▶ TASK TO CARRY OUT: Whenever a line in the records below contains "this", pick it out.

Items from an interface collection
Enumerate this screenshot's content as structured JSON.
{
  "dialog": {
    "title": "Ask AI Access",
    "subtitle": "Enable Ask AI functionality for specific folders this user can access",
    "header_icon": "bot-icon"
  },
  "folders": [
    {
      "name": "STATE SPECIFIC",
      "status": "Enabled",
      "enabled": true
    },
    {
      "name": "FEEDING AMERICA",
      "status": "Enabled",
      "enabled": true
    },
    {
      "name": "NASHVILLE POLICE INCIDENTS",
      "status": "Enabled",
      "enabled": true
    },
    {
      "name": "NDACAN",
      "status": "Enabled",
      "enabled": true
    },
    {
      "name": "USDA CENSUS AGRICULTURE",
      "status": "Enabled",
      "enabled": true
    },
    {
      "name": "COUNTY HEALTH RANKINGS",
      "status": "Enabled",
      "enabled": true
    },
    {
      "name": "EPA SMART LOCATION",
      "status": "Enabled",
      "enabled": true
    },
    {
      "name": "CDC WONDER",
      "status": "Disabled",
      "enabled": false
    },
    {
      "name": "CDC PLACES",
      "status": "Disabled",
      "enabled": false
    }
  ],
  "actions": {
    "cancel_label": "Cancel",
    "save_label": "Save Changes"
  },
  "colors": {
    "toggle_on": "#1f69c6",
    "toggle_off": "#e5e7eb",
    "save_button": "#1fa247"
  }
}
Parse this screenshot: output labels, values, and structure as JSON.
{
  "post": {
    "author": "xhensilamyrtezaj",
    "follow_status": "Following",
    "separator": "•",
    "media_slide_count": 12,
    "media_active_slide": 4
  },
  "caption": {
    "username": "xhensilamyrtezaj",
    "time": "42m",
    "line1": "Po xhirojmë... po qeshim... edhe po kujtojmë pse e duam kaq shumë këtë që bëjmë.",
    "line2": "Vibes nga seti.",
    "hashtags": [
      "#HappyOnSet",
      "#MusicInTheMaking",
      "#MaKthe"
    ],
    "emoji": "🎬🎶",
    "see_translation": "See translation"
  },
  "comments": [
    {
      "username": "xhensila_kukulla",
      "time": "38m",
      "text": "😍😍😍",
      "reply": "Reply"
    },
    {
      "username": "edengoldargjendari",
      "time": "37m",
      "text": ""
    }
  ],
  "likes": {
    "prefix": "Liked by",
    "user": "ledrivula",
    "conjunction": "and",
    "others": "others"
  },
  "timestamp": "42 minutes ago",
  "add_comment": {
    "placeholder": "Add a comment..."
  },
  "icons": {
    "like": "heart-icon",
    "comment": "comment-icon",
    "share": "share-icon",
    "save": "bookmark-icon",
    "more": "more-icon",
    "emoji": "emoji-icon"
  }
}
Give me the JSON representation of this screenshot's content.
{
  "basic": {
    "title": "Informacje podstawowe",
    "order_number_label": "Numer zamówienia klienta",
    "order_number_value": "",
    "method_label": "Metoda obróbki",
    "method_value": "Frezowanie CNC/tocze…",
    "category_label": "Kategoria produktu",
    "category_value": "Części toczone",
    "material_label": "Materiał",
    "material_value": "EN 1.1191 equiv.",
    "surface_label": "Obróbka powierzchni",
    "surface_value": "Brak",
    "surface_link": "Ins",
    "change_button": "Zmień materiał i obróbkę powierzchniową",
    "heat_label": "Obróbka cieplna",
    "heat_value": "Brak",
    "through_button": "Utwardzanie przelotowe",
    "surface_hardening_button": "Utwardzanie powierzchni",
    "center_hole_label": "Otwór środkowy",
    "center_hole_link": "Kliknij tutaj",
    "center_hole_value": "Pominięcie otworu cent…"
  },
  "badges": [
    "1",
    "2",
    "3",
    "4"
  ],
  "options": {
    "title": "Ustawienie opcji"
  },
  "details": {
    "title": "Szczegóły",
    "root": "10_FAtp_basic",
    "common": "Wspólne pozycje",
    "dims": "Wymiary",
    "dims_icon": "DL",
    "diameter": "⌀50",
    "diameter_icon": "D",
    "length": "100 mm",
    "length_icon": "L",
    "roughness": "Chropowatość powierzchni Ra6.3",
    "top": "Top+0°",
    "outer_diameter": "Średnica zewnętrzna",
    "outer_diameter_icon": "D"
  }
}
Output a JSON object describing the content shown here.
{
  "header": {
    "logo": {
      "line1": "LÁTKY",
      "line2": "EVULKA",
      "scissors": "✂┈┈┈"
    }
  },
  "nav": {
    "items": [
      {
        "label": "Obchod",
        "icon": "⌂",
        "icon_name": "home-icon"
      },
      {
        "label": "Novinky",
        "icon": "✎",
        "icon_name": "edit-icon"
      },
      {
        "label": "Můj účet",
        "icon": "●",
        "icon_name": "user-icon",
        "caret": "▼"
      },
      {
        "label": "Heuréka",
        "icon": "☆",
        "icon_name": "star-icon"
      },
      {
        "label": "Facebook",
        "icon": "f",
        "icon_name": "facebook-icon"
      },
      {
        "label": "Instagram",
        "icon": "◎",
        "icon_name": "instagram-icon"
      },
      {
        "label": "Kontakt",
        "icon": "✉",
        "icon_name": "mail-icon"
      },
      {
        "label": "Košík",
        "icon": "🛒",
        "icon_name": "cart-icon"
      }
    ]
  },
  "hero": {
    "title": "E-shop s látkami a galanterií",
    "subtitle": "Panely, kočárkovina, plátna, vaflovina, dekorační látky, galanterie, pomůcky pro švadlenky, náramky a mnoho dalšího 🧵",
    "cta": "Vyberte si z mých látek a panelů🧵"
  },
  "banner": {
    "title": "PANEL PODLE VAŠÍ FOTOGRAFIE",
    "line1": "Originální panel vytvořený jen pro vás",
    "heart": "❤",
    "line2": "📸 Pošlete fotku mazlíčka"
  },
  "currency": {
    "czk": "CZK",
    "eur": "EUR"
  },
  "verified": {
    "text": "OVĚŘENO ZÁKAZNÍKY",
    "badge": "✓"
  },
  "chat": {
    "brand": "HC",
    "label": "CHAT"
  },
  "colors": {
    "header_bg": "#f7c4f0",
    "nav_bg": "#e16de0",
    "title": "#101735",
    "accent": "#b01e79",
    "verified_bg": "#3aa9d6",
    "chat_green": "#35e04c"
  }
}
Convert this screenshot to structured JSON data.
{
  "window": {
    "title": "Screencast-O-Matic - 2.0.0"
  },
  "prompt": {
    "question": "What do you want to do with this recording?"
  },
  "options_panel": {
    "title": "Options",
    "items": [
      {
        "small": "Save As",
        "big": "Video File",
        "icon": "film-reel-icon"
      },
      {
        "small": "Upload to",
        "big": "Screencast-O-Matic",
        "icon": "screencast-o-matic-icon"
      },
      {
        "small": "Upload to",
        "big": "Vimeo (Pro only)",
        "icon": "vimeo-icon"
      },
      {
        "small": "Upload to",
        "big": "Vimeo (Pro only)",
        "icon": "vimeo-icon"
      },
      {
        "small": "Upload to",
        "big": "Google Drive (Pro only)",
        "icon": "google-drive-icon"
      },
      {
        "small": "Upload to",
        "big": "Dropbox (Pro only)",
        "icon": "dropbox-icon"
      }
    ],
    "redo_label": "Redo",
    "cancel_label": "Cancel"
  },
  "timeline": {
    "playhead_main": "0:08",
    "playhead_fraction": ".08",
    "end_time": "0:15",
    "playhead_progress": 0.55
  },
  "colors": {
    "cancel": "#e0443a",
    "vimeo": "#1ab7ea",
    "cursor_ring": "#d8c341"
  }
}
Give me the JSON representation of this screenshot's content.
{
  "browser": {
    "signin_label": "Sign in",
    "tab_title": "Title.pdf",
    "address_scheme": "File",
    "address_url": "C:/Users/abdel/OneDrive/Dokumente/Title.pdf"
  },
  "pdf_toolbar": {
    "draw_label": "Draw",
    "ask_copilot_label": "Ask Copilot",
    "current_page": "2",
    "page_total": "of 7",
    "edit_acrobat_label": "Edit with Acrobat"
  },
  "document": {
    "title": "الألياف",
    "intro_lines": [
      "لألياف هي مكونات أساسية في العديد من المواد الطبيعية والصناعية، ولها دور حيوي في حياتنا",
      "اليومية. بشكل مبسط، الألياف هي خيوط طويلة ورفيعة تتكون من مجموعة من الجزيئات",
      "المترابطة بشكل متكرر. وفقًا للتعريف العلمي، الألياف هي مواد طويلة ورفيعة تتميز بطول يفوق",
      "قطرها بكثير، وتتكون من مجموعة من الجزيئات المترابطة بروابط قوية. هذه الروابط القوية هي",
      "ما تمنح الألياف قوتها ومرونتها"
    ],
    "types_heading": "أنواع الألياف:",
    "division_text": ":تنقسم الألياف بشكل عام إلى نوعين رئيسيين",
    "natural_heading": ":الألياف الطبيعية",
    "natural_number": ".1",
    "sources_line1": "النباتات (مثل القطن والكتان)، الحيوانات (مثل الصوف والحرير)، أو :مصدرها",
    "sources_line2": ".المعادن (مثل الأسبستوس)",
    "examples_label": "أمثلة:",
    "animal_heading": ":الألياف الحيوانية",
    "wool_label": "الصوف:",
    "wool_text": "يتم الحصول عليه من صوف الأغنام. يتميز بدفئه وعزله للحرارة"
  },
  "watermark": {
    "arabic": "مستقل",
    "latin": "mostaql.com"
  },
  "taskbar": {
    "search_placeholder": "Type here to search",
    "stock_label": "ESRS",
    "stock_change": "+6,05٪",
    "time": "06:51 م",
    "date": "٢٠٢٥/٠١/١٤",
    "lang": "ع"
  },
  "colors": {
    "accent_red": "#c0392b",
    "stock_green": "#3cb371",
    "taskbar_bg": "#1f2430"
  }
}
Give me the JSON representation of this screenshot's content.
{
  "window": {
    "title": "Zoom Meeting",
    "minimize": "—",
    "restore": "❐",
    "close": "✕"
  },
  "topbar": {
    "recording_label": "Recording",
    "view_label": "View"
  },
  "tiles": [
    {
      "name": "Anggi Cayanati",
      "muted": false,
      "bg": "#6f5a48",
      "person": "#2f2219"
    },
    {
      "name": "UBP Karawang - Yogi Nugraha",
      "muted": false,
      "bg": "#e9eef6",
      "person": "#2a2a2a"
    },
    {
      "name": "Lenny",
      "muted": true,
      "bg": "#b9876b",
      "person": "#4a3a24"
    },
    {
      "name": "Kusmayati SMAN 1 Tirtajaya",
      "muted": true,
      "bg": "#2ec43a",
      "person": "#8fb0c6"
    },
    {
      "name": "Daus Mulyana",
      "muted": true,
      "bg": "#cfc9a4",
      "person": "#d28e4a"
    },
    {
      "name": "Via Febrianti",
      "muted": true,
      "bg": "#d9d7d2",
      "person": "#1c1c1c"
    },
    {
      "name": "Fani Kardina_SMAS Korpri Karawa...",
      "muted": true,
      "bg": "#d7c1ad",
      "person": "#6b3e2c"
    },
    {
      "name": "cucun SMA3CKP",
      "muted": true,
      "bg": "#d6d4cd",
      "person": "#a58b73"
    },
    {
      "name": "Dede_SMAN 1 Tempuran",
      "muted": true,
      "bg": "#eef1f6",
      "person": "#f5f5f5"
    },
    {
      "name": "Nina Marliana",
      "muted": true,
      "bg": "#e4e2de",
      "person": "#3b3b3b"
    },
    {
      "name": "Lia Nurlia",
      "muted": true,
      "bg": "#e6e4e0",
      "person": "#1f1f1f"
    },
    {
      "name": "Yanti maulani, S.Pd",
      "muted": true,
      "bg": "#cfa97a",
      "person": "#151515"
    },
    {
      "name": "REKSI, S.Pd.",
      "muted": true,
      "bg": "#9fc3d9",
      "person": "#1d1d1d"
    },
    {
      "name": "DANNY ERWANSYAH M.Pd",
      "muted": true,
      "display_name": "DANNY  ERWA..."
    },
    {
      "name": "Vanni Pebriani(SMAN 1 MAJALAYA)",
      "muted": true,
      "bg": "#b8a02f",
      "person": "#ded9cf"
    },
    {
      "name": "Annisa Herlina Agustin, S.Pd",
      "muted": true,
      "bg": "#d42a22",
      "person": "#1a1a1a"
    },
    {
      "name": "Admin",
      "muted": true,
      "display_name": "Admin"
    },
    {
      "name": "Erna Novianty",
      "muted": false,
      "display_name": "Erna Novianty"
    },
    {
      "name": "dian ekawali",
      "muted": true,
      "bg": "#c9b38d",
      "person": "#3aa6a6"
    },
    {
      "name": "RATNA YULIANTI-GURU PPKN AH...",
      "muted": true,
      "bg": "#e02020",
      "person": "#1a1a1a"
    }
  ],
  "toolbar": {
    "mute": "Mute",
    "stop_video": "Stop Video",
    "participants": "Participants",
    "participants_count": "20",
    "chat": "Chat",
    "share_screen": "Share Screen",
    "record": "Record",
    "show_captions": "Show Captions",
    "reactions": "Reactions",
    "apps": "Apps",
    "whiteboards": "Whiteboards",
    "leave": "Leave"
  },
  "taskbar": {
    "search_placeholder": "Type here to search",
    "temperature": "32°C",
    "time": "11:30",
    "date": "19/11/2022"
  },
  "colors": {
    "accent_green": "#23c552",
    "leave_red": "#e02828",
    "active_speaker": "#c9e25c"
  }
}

▶ ANSWER SPACE:
Enumerate this screenshot's content as structured JSON.
    "subtitle": "Enable Ask AI functionality for specific folders this user can access",
Parse this screenshot: output labels, values, and structure as JSON.
Give me the JSON representation of this screenshot's content.
Convert this screenshot to structured JSON data.
    "question": "What do you want to do with this recording?"
Give me the JSON representation of this screenshot's content.
Give me the JSON representation of this screenshot's content.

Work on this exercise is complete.